The Great Controversy is an odd mishmash of Reformation History, the Millerite movement and subsequent founding of the Adventist Church, and exegesis of the Book of Revelation. I confess, I was not prepared for the merging of the three, and White’s transition is not entirely smooth. We hear a lot about end-time events, the rise of Romanism (aka, the Catholic Church), and other troubling impediments to God’s people before the return of Christ. The Adventist adherence to religious eschatology is on full display here, and if you’re not prepared for it, it can be really startling.
The writing in this book is okay, but White could have used a much better editor to help clarify ideas and arguments. As it is, I think she had a yes-person publishing her work, because my English teacher self kept asking, “So what? How does this connect to the Bible verse you just quoted? Why is this lengthy historical passage here without any explanation or context?” Not great.
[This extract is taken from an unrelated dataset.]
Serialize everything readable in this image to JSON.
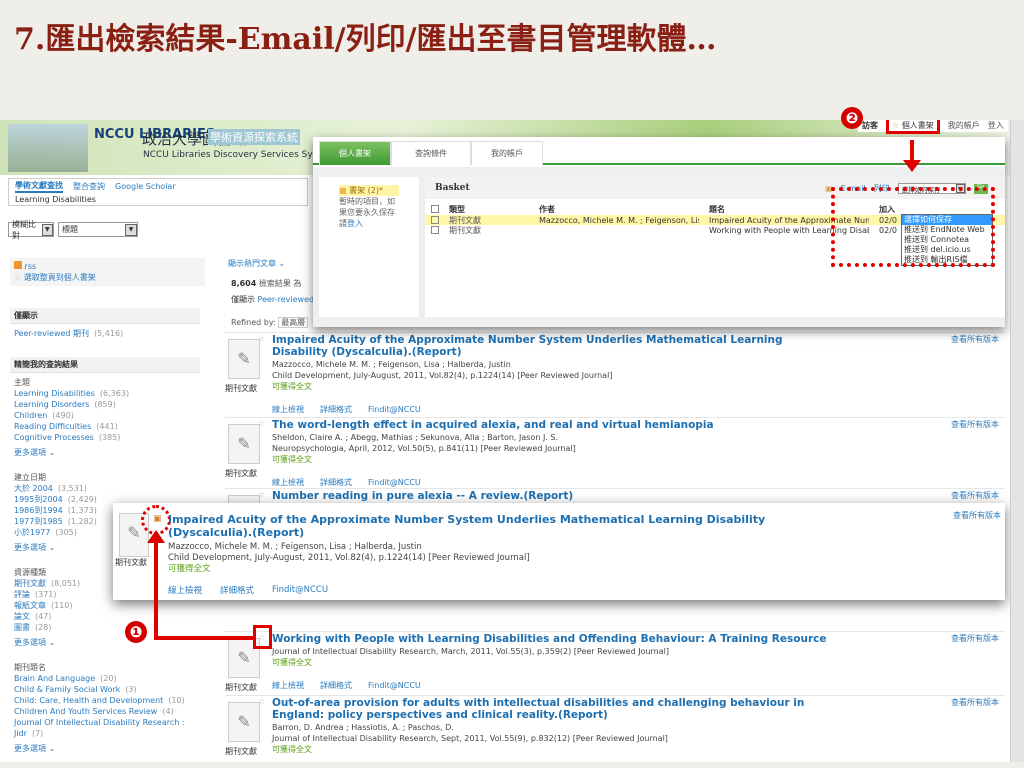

I’m also embarrassed to note that world church administration seems to think that an effective evangelistic tool is to send out free copies of this book to major cities ahead of an evangelistic series meeting. Um, no. This is a highly theological book to be sending out to people who increasingly don’t identify with any faith. Also, let’s not scare people off. I personally recommend White’s small but wonderful Steps to Christ if you would like to read about Jesus Christ as the foundation of faith. And I’m sorry if you’ve received an unsolicited copy of The Great Controversy in the mail. Trust me, that’s not how I’d spend my church’s money. Or perform community outreach.